On our second morning of our visit I found myself up at the wee hours of the morning and decided to take a trek through the city while the others slept, walking down one of the main avenues of the Jewish Quarter towards Heroes’ Square, a large portion of which took me down Andrássy Avenue, the famous boulevard and World Heritage site that dates back to the 1870s and is home to many impressive manors, grand villas and several embassies. On the way, I passed the former home of Hungary’s secret police (similar to the Soviet Union’s KGB) which has since been converted into a museum called the House of Terror which tells you all you need to know about what happened inside the building.
After my own miniature walking tour we took a formal free walking tour around the city with the rest of our family, seeing many of the beautiful buildings and wonderful sights on the Pest side of the city including Erzsébet Square, the prestigious Academy of Hungarian Sciences, and the impressive St. Stephen’s Basillica.
From Pest, we crossed the River Danube over the famous Chain Bridge to the Buda side. The old cobbled streets of Buda have a much more refined air than the working-class feel of the Pest side and is home to some of the most impressive buildings I have ever seen in person, including the communist-era Royal Palace, the stunning Fisherman’s Bastion, and St. Matthias Church with its beautifully patterned tile roof. There, we finished our walking tour and found a nearby Michelin rated restaurant to partake in some traditional Hungarian cuisine which for me meant a delicious meal of Chicken Paprikash.
Later in the week, we spent an afternoon at one of Budapest’s famous spas called the Szechenyi Baths. The Szechenyi Baths is a neo-baroque palace filled with 15 indoor baths and 3 large outdoor pools, all filled with natural medicinal hot spring water. There, one is able to either swim recreationally in one of the cooler pools or relax in one of the warmer pools or hot tubs. The highlight of the baths is definitely the large outdoor pool where we enjoyed the warmth of the water with the cool outside air on our faces, all surrounded by the beautiful baroque architecture of the surrounding building. Like our last trip, we made sure to have our family partake in one of Szechenyi’s beer baths in which you soak in a tub full of ingredients used to brew beer, each of which has a healthy impact on your skin, all while enjoying unlimited free beer, a perfect way to relax on vacation.

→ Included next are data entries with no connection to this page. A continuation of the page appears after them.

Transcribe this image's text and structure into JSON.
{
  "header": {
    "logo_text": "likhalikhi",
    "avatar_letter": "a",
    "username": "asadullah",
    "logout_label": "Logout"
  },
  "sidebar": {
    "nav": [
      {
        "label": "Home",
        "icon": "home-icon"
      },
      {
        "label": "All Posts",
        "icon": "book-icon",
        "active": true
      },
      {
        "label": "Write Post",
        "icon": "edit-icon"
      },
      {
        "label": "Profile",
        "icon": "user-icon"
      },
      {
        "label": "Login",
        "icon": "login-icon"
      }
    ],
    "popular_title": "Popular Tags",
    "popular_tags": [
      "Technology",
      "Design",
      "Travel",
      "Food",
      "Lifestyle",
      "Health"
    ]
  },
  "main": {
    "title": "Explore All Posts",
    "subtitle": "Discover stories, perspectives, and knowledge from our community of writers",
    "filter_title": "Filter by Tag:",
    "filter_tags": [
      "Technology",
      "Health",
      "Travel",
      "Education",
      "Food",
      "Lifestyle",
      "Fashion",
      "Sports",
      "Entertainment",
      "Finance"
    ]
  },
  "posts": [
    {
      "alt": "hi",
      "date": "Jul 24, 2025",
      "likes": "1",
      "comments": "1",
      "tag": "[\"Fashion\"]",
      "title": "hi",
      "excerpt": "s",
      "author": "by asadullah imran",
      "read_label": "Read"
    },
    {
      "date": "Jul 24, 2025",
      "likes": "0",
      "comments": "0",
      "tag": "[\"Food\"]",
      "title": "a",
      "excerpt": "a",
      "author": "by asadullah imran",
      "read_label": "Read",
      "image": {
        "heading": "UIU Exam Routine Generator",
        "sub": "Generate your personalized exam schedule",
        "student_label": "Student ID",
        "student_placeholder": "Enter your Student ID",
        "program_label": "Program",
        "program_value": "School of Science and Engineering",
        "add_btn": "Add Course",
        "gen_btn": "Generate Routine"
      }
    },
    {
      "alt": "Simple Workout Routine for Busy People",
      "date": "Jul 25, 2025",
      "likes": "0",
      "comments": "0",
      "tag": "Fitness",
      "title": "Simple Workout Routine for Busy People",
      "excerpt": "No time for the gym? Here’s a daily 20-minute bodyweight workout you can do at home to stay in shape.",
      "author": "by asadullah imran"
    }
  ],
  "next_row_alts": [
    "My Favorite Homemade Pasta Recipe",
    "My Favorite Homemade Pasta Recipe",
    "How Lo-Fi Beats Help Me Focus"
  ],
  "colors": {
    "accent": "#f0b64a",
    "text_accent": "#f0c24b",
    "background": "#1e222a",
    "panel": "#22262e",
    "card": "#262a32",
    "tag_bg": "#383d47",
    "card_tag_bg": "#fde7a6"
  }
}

The women in our group enjoyed the massages and overall experience of the spa so thoroughly that on our last night of the city they decided to visit another of the famous spas in the city, Rudas. Left to our own devices, I took the guys on a walk toward Budapest’s Parliament building as I remember being awed of its beauty the first time I saw it and it was enough out of the way that our walking tour never made it that direction. We arrived just as the sun had set on the hills of Buda and the lights of the city turned on, bathing the Parliament building in a beautiful yellow-orange glow, its Gothic towers – which remind me so much of London’s Westminster Abbey – illuminated brilliantly. From there, we bar hopped back over the Chain Bridge to Fisherman’s Bastion and all the way back to our hotel, stopping at 5 or 6 bars along the way to have a drink at each.
The next morning we left for Vienna, just as sad to leave Budapest as we were on our last visit, but also very excited to see the first new city on this trip for Lauren and I and our first visit to the capital of Austria!